### Ionic Equilibrium Past Papers Collection

Ionic Equilibrium Past Papers Collection
MCQ and Structured Question 1983 - 2014

## Ionic Equilibrium

H2O is the medium of biological systems one must consider the role of this molecule in the dissociation of ions from biological molecules. Water is essentially a neutral molecule but will ionize to a small degree. This can be described by a simple equilibrium equation:

H2O ↔ H+ + OH

This equilibrium can be calculated as for any reaction:
Since the concentration of H2O is very high (55.5M) relative to that of the [H+] and [OH], consideration of it is generally removed from the equation by multiplying both sides by 55.5 yielding a new term, Kw:
Kw = [H+][OH]
This term is referred to as the ion product. In pure water, to which no acids or bases have been added:
Kw = 1 x 10–14 M2
As Kw is constant, if one considers the case of pure water to which no acids or bases have been added:
[H+] = [OH-] = 1 x 10–7 M
This term can be reduced to reflect the hydrogen ion concentration of any solution. This is termed the pH, where:
pH = –log[H+]

Acids and bases can be classified as proton donors and proton acceptors, respectively. This means that the conjugate base of a given acid will carry a net charge that is more negative than the corresponding acid. In biologically relevant compounds various weak acids and bases are encountered, e.g. the acidic and basic amino acids, nucleotides, phospholipids etc.

Weak acids and bases in solution do not fully dissociate and, therefore, there is an equilibrium between the acid and its conjugate base. This equilibrium can be calculated and is termed the equilibrium constant = Ka.

This is also sometimes referred to as the dissociation constant as it pertains to the dissociation of protons from acids and bases.
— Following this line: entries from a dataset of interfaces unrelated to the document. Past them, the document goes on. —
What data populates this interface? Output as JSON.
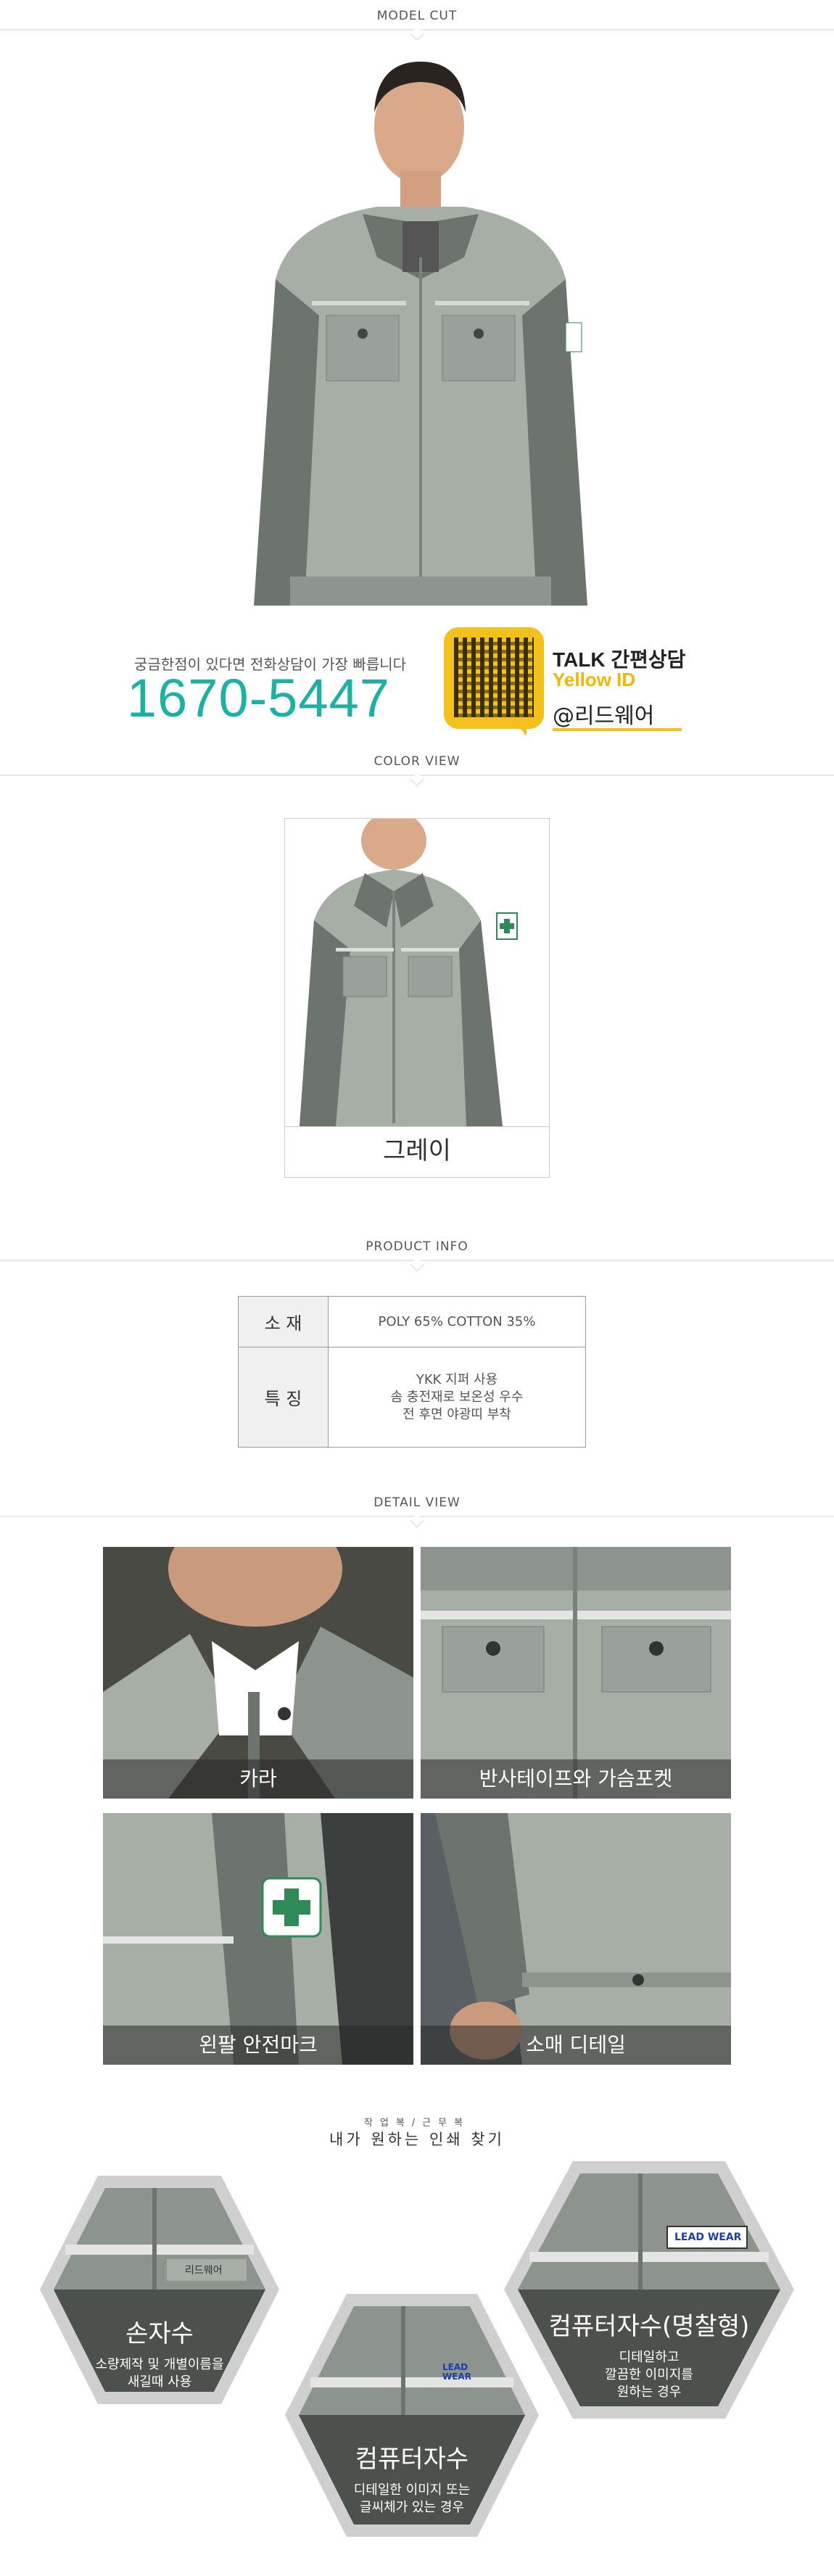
{
  "sections": {
    "model_cut": "MODEL CUT",
    "color_view": "COLOR VIEW",
    "product_info": "PRODUCT INFO",
    "detail_view": "DETAIL VIEW"
  },
  "contact": {
    "note": "궁금한점이 있다면 전화상담이 가장 빠릅니다",
    "phone": "1670-5447",
    "talk_title": "TALK 간편상담",
    "talk_sub": "Yellow ID",
    "talk_id": "@리드웨어"
  },
  "color_option": "그레이",
  "spec": {
    "material_label": "소 재",
    "material_value": "POLY 65% COTTON 35%",
    "feature_label": "특 징",
    "features": [
      "YKK 지퍼 사용",
      "솜 충전재로 보온성 우수",
      "전 후면 야광띠 부착"
    ]
  },
  "details": [
    "카라",
    "반사테이프와 가슴포켓",
    "왼팔 안전마크",
    "소매 디테일"
  ],
  "find": {
    "small": "작업복/근무복",
    "big": "내가 원하는 인쇄 찾기"
  },
  "print_options": [
    {
      "title": "손자수",
      "desc": [
        "소량제작 및 개별이름을",
        "새길때 사용"
      ],
      "patch": "리드웨어"
    },
    {
      "title": "컴퓨터자수",
      "desc": [
        "디테일한 이미지 또는",
        "글씨체가 있는 경우"
      ],
      "patch": "LEAD WEAR"
    },
    {
      "title": "컴퓨터자수(명찰형)",
      "desc": [
        "디테일하고",
        "깔끔한 이미지를",
        "원하는 경우"
      ],
      "patch": "LEAD WEAR"
    }
  ],
  "colors": {
    "accent_teal": "#1bb2a3",
    "kakao_yellow": "#f2c11b",
    "jacket_light": "#a6ada5",
    "jacket_dark": "#6d736d"
  }
}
In the reaction of a weak acid:
HA ↔ A + H+

the equilibrium constant can be calculated from the following equation:
As in the case of the ion product:
pKa = –logKa

Therefore, in obtaining the –log of both sides of the equation describing the dissociation of a weak acid we arrive at the following equation:
Since as indicated above –logKa = pKa and taking into account the laws of logarithms: